Still, I won't deny that I get tired sometimes. Jesus is supposed to refresh me, but I'm not so good at sitting at his feet. I'd much rather be busy.
Because of that, I hit a wall. At a certain point, I just couldn't keep up, and I felt like I was failing at every turn. Some days, I could wash a mountain of dishes, wash all the towels, and sweep and mop the floors - even clean the stove. Other days, I could barely care enough to wash my own dishes and whenever I went home for a vacation, I didn't have the urge to help there. I felt like such a massive failure.
But as a little kid, my parents liked to play Sunday School music for us at home. Those songs still get stuck in my head. One of them, is quickly becoming a favorite of mine - Steve Green's, "If We Don't Lose Heart." It's based off of Galatians 6:9
That was exactly the wall I hit. I was weary and I wanted to give up.
But you see... you can't do things by your own strength for very long and not expect disaster. Doing something on your own, for your own satisfaction, is exhausting. And it's a corruption of God's perfect intentions. Sometimes, you have to sit at the feet of the Father and replenish your exhausted spirit.
Jeremiah 32:27 reads, "Behold, I am the LORD, the God of all flesh. Is anything too hard for me?"
In him, we can do all things. But alone, we easily tire and become exhausted.
There is absolutely nothing wrong with wanting a clean apartment. A clean home. There's nothing wrong with wanting to take care of the people I live with. That is such a great ambition. It's good. But I have quickly found that I can't do it in and of myself. Not when I'm spiritually exhausted. Everything in my life falls apart when I'm spiritually exhausted. My academic work. My friendships. My home.
It's not my first inclination, but sometimes, I need practice being more like Mary, for as Jesus said, there is one thing that's more important than taking care of everyone, and that's sitting at his feet.
There's this great verse in Matthew 11, it reads, "Come to me, all you who are weary and burdened, and I will give you rest. Take my yoke upon you and learn from me, for I am gentle and humble in heart, and you will find rest for your souls. For my yoke is easy and my burden is light."
Oh, how I wish that for you, my other Marthas - the do-ers. Somehow, you've found yourself doing it all and you're struggling. You're overwhelmed and bitter. You can't do it alone. Your ambition is noble, but your foundation is shaky. Set all your work aside for a moment and sit at Jesus feet. Let your bitter heart be mended by his words, and lean on his incredible strength. For only with him can you carry on.

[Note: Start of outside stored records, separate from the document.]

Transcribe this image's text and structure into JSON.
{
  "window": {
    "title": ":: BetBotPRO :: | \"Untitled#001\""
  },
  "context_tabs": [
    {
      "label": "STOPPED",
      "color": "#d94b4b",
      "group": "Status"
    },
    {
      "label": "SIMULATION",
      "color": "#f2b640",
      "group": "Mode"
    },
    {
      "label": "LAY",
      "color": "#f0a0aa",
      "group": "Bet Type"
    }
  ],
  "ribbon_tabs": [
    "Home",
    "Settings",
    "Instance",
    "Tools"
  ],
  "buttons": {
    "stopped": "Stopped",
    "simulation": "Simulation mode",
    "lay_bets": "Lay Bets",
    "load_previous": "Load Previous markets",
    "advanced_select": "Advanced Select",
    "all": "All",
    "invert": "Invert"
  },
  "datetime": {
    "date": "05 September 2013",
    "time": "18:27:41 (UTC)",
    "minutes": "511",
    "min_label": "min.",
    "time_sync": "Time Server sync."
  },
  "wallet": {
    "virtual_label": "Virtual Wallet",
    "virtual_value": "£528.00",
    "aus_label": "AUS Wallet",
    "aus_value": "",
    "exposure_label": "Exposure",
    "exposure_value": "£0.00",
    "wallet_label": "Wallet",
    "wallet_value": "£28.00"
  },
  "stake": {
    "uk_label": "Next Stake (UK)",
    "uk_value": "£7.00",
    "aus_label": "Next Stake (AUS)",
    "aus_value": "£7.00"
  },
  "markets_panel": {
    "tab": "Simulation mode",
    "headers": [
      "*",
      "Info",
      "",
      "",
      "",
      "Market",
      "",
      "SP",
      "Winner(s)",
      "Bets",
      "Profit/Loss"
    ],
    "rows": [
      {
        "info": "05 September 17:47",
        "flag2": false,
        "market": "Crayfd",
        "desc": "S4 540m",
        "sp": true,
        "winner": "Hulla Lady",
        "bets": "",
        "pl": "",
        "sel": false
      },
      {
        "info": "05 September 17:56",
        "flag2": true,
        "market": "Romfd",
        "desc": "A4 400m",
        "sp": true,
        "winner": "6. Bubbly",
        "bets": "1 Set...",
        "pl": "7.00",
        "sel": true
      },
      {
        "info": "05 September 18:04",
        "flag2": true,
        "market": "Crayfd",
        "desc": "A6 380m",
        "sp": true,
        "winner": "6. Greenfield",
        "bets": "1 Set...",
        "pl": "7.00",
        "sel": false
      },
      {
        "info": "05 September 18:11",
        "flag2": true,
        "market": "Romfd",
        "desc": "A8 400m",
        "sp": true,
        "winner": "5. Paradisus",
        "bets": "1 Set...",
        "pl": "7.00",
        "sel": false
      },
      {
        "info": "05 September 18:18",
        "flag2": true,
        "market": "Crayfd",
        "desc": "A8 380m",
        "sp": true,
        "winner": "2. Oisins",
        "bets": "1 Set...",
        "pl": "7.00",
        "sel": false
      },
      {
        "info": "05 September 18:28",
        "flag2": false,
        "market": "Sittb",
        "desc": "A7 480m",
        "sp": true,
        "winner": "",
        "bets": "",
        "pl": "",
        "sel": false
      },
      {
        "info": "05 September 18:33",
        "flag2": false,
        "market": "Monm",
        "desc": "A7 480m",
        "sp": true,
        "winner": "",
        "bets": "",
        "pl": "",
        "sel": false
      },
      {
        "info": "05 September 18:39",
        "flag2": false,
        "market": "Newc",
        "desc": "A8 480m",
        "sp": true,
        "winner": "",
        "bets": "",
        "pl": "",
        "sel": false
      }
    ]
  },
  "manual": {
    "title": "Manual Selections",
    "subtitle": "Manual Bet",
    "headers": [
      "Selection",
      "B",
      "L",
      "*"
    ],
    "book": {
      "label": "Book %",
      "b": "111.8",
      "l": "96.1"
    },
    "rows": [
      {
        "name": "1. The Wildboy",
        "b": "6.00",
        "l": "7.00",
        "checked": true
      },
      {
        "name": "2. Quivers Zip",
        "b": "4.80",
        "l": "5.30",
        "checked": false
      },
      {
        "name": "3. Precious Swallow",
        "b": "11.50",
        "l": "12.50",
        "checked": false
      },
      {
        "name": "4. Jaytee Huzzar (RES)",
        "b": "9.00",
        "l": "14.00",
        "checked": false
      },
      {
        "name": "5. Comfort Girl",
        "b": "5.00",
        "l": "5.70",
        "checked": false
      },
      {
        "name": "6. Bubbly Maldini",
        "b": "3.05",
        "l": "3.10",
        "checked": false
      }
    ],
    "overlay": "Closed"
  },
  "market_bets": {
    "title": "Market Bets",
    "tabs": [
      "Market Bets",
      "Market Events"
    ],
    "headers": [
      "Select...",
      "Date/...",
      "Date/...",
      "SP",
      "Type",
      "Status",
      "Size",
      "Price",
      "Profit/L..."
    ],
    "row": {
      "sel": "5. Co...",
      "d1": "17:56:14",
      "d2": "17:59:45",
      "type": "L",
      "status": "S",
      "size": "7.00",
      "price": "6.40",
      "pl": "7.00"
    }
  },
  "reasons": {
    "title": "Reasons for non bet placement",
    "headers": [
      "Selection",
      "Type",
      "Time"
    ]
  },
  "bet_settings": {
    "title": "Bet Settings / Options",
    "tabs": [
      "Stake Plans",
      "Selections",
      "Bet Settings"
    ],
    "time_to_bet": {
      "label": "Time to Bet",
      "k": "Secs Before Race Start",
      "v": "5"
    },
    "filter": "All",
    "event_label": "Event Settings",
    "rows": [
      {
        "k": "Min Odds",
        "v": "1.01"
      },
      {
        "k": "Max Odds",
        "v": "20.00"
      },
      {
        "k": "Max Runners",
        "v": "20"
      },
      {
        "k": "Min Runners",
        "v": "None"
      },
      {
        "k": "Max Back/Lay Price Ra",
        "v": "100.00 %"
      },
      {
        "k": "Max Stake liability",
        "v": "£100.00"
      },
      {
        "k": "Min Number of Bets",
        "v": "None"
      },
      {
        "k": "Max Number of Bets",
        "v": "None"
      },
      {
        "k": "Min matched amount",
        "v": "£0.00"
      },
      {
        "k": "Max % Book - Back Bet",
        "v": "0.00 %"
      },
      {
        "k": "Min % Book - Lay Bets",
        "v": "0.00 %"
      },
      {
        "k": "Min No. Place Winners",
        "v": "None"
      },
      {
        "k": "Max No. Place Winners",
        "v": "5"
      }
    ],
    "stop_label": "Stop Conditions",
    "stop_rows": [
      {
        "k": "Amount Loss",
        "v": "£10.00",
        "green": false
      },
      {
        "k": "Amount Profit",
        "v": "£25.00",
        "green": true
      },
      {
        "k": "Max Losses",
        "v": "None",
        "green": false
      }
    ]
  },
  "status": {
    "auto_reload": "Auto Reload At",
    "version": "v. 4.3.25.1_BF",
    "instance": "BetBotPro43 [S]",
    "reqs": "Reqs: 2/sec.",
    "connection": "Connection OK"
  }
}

And let's pray that we don't let so much time pass between our trips to his feet.
And that verse about reaping... Let us not grow weary while doing good, for in due season we shall reap... you want to know something interesting about reaping? It's not for us. It's not about that gratification you feel when someone finally notices and appreciates your hard word. It's about something eternal.
When you washed the dishes... whose dishes did you wash? What was their day like? Maybe they just needed a little bit of extra help. In that moment, you were God's hands and feet, giving them the help they needed. Whatever you do for your brothers and sisters in Christ, it's as if you did it for God himself (Matt 25:40).
That's reaping... and it's a whole lot more satisfying.
But for God to use you... you have to sit at his feet. How else will you know what he wants to do today?